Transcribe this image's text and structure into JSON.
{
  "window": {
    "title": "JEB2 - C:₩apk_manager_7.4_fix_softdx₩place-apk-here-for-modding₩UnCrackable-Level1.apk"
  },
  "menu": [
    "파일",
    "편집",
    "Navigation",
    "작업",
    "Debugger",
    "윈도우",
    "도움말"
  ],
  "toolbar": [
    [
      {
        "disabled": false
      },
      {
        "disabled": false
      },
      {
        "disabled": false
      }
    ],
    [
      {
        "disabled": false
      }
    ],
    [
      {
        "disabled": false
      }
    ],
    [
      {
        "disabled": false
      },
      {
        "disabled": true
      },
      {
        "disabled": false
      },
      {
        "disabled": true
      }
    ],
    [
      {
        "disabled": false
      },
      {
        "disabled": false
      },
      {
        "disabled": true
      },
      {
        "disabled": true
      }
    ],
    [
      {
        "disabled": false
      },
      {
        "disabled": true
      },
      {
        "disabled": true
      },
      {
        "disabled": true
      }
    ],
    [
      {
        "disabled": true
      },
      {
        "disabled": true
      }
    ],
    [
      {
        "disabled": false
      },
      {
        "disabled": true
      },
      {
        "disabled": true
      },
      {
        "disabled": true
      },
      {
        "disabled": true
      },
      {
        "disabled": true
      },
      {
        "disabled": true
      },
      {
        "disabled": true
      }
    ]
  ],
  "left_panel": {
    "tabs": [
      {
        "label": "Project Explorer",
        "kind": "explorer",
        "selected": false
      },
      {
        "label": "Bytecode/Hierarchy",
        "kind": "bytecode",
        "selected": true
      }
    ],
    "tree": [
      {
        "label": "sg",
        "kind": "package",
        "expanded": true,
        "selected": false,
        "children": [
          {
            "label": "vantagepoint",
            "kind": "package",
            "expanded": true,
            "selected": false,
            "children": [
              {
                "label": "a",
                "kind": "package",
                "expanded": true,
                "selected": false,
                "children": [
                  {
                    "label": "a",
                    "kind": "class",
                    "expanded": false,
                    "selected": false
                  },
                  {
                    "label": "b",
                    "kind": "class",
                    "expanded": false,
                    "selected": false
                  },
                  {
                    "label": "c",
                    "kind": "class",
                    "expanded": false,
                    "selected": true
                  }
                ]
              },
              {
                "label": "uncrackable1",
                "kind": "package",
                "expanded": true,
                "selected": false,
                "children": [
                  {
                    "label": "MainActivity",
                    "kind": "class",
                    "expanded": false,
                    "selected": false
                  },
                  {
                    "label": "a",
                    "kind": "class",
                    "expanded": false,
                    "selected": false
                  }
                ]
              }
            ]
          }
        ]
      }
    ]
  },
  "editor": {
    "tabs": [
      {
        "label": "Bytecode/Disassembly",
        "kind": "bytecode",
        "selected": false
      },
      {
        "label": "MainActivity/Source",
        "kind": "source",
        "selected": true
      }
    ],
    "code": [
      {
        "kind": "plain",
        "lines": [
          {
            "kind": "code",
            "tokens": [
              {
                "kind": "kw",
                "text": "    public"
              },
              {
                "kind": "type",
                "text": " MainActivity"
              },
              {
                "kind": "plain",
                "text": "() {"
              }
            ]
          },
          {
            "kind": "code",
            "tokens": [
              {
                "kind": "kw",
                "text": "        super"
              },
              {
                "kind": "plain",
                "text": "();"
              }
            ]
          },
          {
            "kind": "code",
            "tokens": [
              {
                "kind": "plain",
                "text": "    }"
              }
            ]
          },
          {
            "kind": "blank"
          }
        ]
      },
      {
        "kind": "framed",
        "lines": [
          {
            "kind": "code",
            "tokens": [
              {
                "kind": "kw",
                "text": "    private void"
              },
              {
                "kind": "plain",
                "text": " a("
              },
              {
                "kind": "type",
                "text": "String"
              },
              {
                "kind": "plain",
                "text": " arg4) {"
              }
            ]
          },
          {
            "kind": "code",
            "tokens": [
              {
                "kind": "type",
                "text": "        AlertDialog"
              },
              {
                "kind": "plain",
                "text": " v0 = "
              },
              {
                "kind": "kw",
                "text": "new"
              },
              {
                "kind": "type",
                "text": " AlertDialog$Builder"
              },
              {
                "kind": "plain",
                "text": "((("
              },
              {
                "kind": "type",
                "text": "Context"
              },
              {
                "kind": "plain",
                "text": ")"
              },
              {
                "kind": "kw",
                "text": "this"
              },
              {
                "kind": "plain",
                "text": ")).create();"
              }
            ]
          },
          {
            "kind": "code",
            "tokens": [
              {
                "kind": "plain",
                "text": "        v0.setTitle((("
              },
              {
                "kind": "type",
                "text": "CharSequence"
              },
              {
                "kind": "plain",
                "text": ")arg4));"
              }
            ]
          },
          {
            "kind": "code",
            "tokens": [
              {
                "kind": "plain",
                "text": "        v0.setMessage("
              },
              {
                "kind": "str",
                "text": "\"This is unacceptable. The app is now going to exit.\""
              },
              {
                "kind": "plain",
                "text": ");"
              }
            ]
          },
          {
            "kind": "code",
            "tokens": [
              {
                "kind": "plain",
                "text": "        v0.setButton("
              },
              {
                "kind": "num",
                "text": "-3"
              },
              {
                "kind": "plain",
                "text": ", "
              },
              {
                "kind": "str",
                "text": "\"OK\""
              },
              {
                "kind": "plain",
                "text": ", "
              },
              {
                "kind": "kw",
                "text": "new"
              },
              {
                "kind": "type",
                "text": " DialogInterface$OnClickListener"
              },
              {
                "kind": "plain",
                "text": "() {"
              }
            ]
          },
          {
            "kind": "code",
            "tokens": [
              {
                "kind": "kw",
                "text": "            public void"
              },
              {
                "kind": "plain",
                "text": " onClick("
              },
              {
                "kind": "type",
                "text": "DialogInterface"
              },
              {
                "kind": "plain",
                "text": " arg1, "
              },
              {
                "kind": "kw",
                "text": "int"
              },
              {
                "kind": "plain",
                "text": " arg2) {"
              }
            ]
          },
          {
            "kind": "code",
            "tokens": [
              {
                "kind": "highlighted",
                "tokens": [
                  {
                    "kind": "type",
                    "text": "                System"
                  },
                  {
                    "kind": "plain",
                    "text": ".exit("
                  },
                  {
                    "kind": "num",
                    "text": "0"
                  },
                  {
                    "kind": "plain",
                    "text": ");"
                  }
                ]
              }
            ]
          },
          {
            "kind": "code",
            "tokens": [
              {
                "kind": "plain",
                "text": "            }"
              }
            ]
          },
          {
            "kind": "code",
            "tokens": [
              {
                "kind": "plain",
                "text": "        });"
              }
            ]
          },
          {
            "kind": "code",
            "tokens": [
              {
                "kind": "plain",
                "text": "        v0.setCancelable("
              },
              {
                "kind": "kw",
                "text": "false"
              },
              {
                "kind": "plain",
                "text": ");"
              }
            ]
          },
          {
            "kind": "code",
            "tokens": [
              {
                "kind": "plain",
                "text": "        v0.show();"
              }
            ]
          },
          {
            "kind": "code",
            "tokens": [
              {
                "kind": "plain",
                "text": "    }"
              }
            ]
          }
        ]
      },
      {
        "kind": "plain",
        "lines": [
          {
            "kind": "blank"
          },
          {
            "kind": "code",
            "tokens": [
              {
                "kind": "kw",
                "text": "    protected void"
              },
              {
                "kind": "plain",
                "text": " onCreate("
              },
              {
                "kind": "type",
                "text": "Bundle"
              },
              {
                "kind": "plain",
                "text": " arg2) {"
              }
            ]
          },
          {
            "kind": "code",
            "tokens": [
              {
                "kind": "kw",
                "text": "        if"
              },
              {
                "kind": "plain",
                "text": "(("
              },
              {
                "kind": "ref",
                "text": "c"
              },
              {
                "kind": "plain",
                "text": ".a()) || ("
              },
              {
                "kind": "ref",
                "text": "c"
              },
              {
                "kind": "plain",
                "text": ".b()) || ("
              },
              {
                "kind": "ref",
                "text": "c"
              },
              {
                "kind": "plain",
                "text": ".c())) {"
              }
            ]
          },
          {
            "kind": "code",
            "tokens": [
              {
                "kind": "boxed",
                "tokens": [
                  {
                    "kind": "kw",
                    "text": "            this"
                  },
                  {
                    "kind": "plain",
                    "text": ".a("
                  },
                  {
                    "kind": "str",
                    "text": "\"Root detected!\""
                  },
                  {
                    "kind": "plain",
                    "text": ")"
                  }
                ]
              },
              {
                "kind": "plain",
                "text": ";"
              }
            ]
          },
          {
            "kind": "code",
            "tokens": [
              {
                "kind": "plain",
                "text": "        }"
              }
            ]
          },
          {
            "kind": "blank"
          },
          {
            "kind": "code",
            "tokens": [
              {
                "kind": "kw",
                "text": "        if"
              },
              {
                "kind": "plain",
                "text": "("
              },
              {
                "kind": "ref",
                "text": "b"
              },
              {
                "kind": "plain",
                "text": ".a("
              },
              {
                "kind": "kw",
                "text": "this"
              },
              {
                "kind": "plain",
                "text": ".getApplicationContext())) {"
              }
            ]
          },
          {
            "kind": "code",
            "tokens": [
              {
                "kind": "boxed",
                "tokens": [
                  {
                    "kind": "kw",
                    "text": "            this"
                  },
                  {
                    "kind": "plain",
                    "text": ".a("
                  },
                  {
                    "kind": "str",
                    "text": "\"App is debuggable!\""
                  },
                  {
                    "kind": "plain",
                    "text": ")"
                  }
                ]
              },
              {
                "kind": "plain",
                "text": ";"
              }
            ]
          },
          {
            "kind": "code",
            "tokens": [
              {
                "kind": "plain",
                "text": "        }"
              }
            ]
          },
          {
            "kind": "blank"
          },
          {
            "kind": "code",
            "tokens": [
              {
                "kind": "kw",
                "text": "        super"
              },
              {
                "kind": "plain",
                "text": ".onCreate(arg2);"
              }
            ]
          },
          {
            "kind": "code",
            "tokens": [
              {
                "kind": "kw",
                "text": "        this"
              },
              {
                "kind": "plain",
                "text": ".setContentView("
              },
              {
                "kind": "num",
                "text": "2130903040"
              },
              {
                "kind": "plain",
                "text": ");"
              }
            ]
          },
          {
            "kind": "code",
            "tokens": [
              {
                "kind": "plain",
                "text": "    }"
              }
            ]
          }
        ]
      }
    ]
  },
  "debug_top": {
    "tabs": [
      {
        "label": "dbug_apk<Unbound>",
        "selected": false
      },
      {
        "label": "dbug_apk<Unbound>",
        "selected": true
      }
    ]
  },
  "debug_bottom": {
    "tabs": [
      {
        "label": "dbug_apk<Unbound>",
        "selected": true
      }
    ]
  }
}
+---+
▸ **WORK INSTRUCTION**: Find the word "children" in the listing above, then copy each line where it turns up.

▸ **TASK RESPONSE**:
        "children": [
            "children": [
                "children": [
                "children": [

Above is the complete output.